The genuine notes, held in safe deposit box by UBS in Lugano, are estimated to have been worth €1.5m ($1.84m £1.32m) but should have been exchanged for euros before 2012 – 10 years after the introduction of the euro.
The unnamed beneficiary is taking his case to court to get the money exchanged on the basis that he didn’t know it existed, according to Italian newspaper Il Tempo, which first reported the story.
The 48-year-old bank worker is the sole heir to his wealthy grandfather – a builder from Rome – who also left him property and other cash.
The heir is said to have joined forces with lawyers from the Italian Savers Association which has 50 similar cases where sums of lira have been discovered after the 2012 deadline.
By contrast, in Germany, which has also adopted the euro, the Deutsche Bundesbank has guaranteed that all German mark notes may be changed into euros indefinitely.

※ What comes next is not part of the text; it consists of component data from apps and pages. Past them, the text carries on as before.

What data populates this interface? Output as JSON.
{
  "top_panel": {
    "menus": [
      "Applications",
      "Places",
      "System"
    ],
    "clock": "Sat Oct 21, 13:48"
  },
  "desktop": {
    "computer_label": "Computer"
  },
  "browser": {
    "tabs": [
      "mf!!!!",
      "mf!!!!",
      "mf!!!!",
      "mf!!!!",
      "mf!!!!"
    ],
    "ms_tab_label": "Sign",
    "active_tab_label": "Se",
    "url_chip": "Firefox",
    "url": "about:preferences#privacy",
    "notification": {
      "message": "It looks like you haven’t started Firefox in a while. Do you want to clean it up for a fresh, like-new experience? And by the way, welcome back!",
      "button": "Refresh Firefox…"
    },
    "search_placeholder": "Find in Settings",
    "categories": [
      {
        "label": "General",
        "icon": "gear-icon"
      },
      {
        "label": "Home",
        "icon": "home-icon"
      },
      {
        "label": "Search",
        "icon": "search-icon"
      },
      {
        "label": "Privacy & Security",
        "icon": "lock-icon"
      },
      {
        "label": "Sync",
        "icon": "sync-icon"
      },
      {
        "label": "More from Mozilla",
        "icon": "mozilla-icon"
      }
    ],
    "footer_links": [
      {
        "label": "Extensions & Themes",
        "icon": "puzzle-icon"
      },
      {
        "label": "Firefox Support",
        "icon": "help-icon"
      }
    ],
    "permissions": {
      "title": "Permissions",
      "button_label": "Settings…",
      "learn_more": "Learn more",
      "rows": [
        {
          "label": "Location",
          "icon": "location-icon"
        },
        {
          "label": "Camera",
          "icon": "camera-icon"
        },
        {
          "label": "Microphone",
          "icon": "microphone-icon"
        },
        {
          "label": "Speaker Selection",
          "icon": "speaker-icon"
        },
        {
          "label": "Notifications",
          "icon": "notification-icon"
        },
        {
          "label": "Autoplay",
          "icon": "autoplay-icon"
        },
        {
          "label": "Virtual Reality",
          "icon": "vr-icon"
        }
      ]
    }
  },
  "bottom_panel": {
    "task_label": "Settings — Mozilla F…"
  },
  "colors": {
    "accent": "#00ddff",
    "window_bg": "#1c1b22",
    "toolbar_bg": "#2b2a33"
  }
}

Those wishing to exchange marks may do so in person at any branch of the Bundesbank in Germany or by mail.